Contracted providers are likely required to comply with  these types of requests, according to their provider agreement with the plan. However,  if a dentist is not contracted with the plan, the dentist is not contractually  obligated to comply with the plan's policies and procedures.

Generally, the dentist is notified by letter, which will include  relevant guidelines, a list of requested patient records or information announcing  the on-site review of records. Providers should be aware that there is typically  a specific timeframe to respond to the request. Normally, the letter will include  contact information for a dental plan representative who can discuss and answer  questions about the patient record review and even grant an extension of time.  Dentists should not be afraid to contact the plan representative to discuss  clinical or policy-related questions, as well as to better understand what to  expect during the utilization review process.

The dental plan will review the records, which usually involves  an administrative person and a licensed dentist for clinical perspective. The  entire record, including treatment notes, X-rays and all diagnostic materials,  will be reviewed and compared to claims submitted for payment to the dental  plan for services rendered by the dentist. This review will determine whether  the records adequately document the services reported on the submitted claims  to the dental plan.

Reviewing  results

Upon completion of the record review, the findings should be  provided to the dentist. If any discrepancies are identified, a detailed report  is provided. Corrective actions may be required; if the discrepancies found resulted  in an overpayment, the plan may calculate and request recoupment from the  dentist.

CDA members who have experienced recoupments reported that  it has been beneficial to appeal the findings that resulted in recoupment.  While this may be time-consuming, the benefit plans have made considerations  and some members have seen their recoupments significantly reduced. In  addition, we have learned that benefit plans will often negotiate the  recoupment amount, making it beneficial to have a conversation with the  reviewing dentist or administrative contact person and request a lower  recoupment amount.

Prepayment  and special claims review

If the dental plan identifies problems of a repetitive  nature during record review, a dentist may be placed on a special claims and/or  prepayment monitoring. This type of monitoring may require the dentist to  submit additional supporting documentation beyond the standard plan policy when  submitting claims or requests for predetermination. The monitoring can last for  several months, and a dentist may be terminated from the plan if improvement is  not seen.

Increasingly, CDA Practice Support has heard from members who  have gone through the utilization review process and have reported findings of  improper or inadequate documentation in their patient records, ultimately  resulting in negative actions toward the dentist.

Tips  for accurate dental record

  • Note the site of service.
  • Documentation for each service performed should include the reason, any relevant history, physical examination findings, assessment, clinical impressions,       diagnosis, treatment plan, date and treating dentist.
  • Documentation should support appropriateness of billing.
  • Dental record should be complete and legible.

Record-keeping is an essential part of a dental practice,  and while a practice may never have a review like this, providers should make  sure records always support the treatment rendered.
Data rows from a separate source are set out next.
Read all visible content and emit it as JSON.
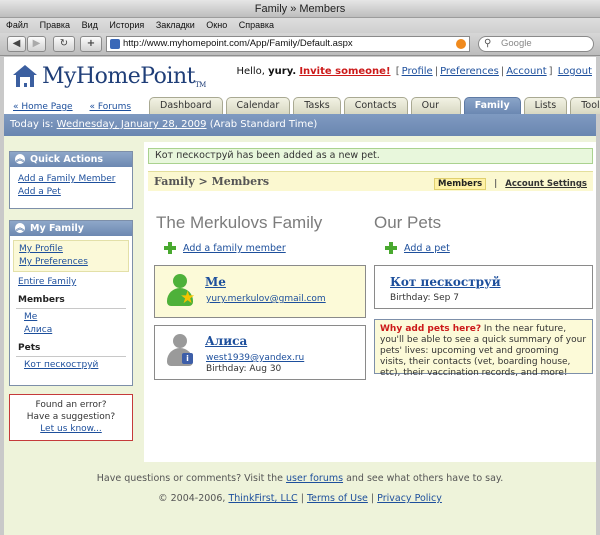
{
  "window": {
    "title": "Family » Members"
  },
  "menu": [
    "Файл",
    "Правка",
    "Вид",
    "История",
    "Закладки",
    "Окно",
    "Справка"
  ],
  "browser": {
    "url": "http://www.myhomepoint.com/App/Family/Default.aspx",
    "search_placeholder": "Google"
  },
  "header": {
    "logo_text": "MyHomePoint",
    "logo_tm": "TM",
    "greeting": "Hello,",
    "username": "yury.",
    "invite": "Invite someone!",
    "links": [
      "Profile",
      "Preferences",
      "Account",
      "Logout"
    ]
  },
  "toplinks": [
    "« Home Page",
    "« Forums"
  ],
  "tabs": [
    "Dashboard",
    "Calendar",
    "Tasks",
    "Contacts",
    "Our Home",
    "Family",
    "Lists",
    "Tools"
  ],
  "active_tab": "Family",
  "datebar": {
    "prefix": "Today is:",
    "date": "Wednesday, January 28, 2009",
    "tz": "(Arab Standard Time)"
  },
  "quick_actions": {
    "title": "Quick Actions",
    "items": [
      "Add a Family Member",
      "Add a Pet"
    ]
  },
  "my_family": {
    "title": "My Family",
    "sub_items": [
      "My Profile",
      "My Preferences"
    ],
    "entire": "Entire Family",
    "members_label": "Members",
    "members": [
      "Me",
      "Алиса"
    ],
    "pets_label": "Pets",
    "pets": [
      "Кот пескоструй"
    ]
  },
  "error_box": {
    "line1": "Found an error?",
    "line2": "Have a suggestion?",
    "link": "Let us know..."
  },
  "notice": "Кот пескоструй has been added as a new pet.",
  "breadcrumb": "Family > Members",
  "view_links": {
    "current": "Members",
    "other": "Account Settings"
  },
  "family": {
    "title": "The Merkulovs Family",
    "add_label": "Add a family member",
    "members": [
      {
        "name": "Me",
        "email": "yury.merkulov@gmail.com",
        "birthday": ""
      },
      {
        "name": "Алиса",
        "email": "west1939@yandex.ru",
        "birthday": "Birthday: Aug 30"
      }
    ]
  },
  "pets": {
    "title": "Our Pets",
    "add_label": "Add a pet",
    "items": [
      {
        "name": "Кот пескоструй",
        "birthday": "Birthday: Sep 7"
      }
    ],
    "info_title": "Why add pets here?",
    "info_text": " In the near future, you'll be able to see a quick summary of your pets' lives: upcoming vet and grooming visits, their contacts (vet, boarding house, etc), their vaccination records, and more!"
  },
  "footer": {
    "l1_a": "Have questions or comments? Visit the",
    "l1_link": "user forums",
    "l1_b": "and see what others have to say.",
    "copyright": "© 2004-2006,",
    "company": "ThinkFirst, LLC",
    "terms": "Terms of Use",
    "privacy": "Privacy Policy"
  },
  "colors": {
    "accent_blue": "#6c88b1",
    "invite_red": "#cc1a1a",
    "link_blue": "#1d4f9c",
    "content_bg": "#eef3da"
  }
}
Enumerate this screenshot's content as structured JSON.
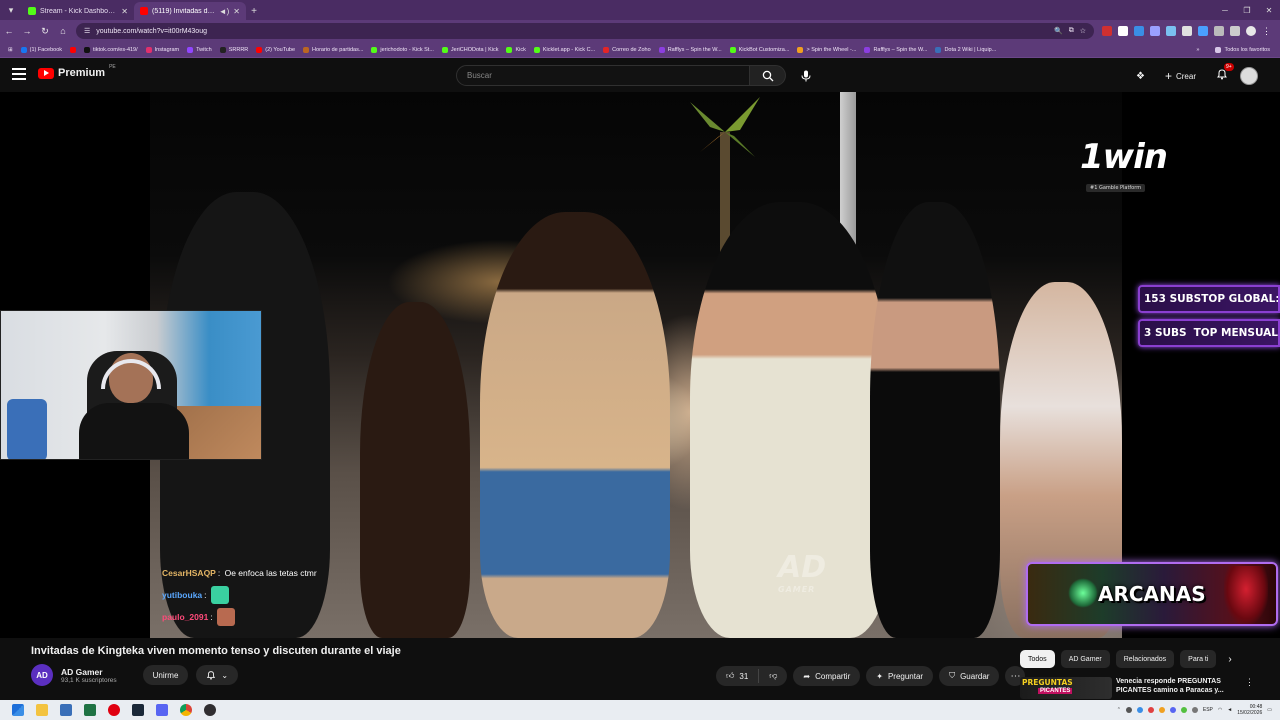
{
  "browser": {
    "tabs": [
      {
        "title": "Stream - Kick Dashboard",
        "favicon_color": "#53fc18",
        "active": false
      },
      {
        "title": "(5119) Invitadas de Kingteka",
        "favicon_color": "#ff0000",
        "active": true
      }
    ],
    "url": "youtube.com/watch?v=it00rM43oug",
    "bookmarks": [
      {
        "label": "(1) Facebook",
        "color": "#1877f2"
      },
      {
        "label": "",
        "color": "#ff0000"
      },
      {
        "label": "tiktok.com/es-419/",
        "color": "#111111"
      },
      {
        "label": "Instagram",
        "color": "#e1306c"
      },
      {
        "label": "Twitch",
        "color": "#9146ff"
      },
      {
        "label": "SRRRR",
        "color": "#222222"
      },
      {
        "label": "(2) YouTube",
        "color": "#ff0000"
      },
      {
        "label": "Horario de partidas...",
        "color": "#bb6622"
      },
      {
        "label": "jerichodoto - Kick St...",
        "color": "#53fc18"
      },
      {
        "label": "JeriCHODota | Kick",
        "color": "#53fc18"
      },
      {
        "label": "Kick",
        "color": "#53fc18"
      },
      {
        "label": "Kicklet.app - Kick C...",
        "color": "#53fc18"
      },
      {
        "label": "Correo de Zoho",
        "color": "#e42527"
      },
      {
        "label": "Rafflys – Spin the W...",
        "color": "#8c3ee0"
      },
      {
        "label": "KickBot Customiza...",
        "color": "#53fc18"
      },
      {
        "label": "> Spin the Wheel -...",
        "color": "#f0a020"
      },
      {
        "label": "Rafflys – Spin the W...",
        "color": "#8c3ee0"
      },
      {
        "label": "Dota 2 Wiki | Liquip...",
        "color": "#3a6fb8"
      }
    ],
    "all_favorites": "Todos los favoritos"
  },
  "youtube": {
    "brand": "Premium",
    "region": "PE",
    "search_placeholder": "Buscar",
    "create_label": "Crear",
    "notification_count": "9+"
  },
  "overlay": {
    "sponsor_logo": "1win",
    "sponsor_tag": "#1 Gamble Platform",
    "subs_lines": [
      {
        "count": "153 SUBS",
        "label": "TOP GLOBAL: TI"
      },
      {
        "count": "3 SUBS",
        "label": "TOP MENSUAL"
      }
    ],
    "chat": [
      {
        "user": "CesarHSAQP",
        "user_color": "#e3b565",
        "text": "Oe enfoca las tetas ctmr",
        "emote": ""
      },
      {
        "user": "yutibouka",
        "user_color": "#5aa8ff",
        "text": "",
        "emote": "#3ad0a0"
      },
      {
        "user": "paulo_2091",
        "user_color": "#ff4a7a",
        "text": "",
        "emote": "#b86a50"
      }
    ],
    "watermark": "AD",
    "watermark_sub": "GAMER",
    "banner_label": "ARCANAS"
  },
  "video": {
    "title": "Invitadas de Kingteka viven momento tenso y discuten durante el viaje",
    "channel_initials": "AD",
    "channel_name": "AD Gamer",
    "subscribers": "93,1 K suscriptores",
    "join_label": "Unirme",
    "likes": "31",
    "share_label": "Compartir",
    "ask_label": "Preguntar",
    "save_label": "Guardar"
  },
  "sidebar": {
    "chips": [
      "Todos",
      "AD Gamer",
      "Relacionados",
      "Para ti"
    ],
    "recommendation": {
      "thumb_line1": "PREGUNTAS",
      "thumb_line2": "PICANTES",
      "title": "Venecia responde PREGUNTAS PICANTES camino a Paracas y..."
    }
  },
  "taskbar": {
    "language": "ESP",
    "time": "00:48",
    "date": "15/02/2026"
  }
}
It is always recommended to  bill for what is done, not what the benefit plan will pay for, and to ensure  treatment records are an accurate reflection of sevices billed.

Dentists who need assistance with a utilization review or  chart audit can contact CDA Practice Support at 800.232.7645800.232.7645 FREE.

Patient Record-Audit Checklist

  • Comply only if you are contracted with the benefit plan
  • Provide completed quality copies of the chart
  • Provide good-quality diagnostic radiographs
  • Be sure to keep a diagnostic copy of radiographs for your records
    • Benefit plans do not return radiographs
  • If audit results in recoupment, utilize your appeal rights
  • Request peer-to-peer conversation with the reviewing dental consultant
  • Negotiate the  recoupment amount